**Exercise requirements**
For each line below with the word "true", write out a copy.

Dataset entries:
______
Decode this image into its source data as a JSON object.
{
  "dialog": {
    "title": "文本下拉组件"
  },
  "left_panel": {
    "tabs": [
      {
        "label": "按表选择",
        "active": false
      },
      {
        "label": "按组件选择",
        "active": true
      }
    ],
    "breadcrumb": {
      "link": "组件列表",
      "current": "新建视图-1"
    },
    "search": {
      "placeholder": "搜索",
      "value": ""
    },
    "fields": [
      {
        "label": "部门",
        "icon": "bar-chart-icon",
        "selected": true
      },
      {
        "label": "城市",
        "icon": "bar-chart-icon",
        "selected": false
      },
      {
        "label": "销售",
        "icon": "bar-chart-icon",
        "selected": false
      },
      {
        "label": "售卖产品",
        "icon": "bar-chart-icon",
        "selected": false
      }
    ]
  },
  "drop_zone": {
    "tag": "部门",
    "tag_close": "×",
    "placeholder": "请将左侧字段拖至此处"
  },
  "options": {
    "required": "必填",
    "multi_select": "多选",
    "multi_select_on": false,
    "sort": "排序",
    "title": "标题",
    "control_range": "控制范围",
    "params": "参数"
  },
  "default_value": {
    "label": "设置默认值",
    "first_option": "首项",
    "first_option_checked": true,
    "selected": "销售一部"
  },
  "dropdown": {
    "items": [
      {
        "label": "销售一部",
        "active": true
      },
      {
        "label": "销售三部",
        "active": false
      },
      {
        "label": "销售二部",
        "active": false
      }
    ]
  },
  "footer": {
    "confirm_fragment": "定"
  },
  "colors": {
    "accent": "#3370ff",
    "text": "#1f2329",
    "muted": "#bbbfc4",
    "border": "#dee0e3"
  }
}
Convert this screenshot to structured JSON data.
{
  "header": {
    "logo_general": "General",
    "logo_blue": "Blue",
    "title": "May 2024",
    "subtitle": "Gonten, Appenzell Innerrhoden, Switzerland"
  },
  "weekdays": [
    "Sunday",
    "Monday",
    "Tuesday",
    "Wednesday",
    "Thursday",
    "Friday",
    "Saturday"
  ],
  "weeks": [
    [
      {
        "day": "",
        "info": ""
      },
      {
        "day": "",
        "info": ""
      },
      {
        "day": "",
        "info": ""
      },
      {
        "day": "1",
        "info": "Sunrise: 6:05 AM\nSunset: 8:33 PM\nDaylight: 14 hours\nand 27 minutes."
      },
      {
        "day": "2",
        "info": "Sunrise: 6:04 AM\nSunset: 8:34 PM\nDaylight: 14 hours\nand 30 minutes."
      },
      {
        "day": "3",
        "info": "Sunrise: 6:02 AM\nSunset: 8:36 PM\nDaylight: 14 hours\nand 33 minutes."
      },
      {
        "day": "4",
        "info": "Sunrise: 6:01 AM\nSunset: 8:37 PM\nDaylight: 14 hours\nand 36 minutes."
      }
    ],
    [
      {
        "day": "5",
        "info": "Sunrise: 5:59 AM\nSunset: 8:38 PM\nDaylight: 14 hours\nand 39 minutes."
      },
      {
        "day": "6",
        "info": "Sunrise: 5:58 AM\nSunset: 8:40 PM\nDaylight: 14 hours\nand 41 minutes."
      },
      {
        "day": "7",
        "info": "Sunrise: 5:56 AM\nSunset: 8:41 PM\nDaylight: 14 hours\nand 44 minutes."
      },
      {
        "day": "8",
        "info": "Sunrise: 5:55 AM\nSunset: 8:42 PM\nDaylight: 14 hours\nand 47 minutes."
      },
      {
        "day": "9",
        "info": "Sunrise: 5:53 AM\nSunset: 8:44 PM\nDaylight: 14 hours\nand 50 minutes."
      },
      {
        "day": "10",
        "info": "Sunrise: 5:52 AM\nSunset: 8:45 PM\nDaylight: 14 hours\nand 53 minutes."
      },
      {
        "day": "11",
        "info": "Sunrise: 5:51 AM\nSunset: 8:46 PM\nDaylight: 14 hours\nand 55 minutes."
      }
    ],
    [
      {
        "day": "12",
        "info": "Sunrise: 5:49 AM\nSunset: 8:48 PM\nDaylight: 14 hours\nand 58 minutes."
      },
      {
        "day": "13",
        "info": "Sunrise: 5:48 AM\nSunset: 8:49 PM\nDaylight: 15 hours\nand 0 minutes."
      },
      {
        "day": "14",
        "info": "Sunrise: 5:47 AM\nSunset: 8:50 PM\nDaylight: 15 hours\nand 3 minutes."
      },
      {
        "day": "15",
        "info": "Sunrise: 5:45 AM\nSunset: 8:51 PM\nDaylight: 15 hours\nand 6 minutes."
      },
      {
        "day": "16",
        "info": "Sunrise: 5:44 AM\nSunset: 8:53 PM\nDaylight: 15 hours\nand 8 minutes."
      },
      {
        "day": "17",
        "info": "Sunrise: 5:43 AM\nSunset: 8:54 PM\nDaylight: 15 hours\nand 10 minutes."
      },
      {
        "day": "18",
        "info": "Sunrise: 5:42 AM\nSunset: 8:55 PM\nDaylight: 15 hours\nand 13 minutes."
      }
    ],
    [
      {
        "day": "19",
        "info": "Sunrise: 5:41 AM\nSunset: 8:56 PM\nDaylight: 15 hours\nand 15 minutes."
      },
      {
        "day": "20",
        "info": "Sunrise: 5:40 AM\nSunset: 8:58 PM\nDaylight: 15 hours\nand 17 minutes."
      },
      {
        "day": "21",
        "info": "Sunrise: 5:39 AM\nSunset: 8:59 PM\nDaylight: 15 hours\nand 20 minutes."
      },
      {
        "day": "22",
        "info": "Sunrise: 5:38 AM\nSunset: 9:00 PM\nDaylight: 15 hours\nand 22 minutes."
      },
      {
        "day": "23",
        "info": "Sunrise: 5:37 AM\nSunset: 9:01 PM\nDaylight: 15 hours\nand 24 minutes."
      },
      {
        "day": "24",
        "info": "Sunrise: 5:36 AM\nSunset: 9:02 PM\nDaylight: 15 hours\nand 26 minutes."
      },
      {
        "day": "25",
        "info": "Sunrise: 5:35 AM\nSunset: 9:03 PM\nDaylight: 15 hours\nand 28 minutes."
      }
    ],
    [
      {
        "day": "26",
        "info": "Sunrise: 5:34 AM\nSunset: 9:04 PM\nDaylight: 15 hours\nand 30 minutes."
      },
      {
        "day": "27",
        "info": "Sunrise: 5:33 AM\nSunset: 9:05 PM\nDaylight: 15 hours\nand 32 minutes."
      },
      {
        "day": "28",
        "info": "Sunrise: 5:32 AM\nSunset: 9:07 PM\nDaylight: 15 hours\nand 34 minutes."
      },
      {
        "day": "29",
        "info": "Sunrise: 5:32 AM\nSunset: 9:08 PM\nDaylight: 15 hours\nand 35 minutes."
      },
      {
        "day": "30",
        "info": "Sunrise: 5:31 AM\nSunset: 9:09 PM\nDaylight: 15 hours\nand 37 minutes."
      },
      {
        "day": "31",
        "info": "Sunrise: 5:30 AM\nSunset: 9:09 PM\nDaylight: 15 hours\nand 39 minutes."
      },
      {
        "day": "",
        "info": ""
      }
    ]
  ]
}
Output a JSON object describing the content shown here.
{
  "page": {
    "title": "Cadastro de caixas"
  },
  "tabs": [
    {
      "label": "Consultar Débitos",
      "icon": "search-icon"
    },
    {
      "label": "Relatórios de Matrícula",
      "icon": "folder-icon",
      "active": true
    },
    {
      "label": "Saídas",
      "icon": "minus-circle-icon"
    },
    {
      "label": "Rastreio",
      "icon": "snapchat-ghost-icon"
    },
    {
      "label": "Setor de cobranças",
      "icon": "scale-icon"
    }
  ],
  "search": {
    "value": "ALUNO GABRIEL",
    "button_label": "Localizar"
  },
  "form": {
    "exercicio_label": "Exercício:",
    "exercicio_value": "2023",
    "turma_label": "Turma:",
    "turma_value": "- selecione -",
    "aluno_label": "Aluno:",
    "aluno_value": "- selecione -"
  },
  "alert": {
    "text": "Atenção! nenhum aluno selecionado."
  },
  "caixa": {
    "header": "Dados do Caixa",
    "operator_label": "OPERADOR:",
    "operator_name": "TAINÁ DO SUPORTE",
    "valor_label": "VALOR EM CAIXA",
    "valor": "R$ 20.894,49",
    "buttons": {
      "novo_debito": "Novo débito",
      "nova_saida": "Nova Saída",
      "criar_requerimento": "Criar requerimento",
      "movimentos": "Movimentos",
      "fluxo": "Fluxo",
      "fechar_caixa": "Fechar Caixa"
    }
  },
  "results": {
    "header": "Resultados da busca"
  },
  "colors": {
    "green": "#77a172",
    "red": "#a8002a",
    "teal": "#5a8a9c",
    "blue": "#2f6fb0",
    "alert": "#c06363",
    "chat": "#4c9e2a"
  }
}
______
**Problem solution**
        "active": true
        "selected": true
    "first_option_checked": true,
        "active": true
      "active": true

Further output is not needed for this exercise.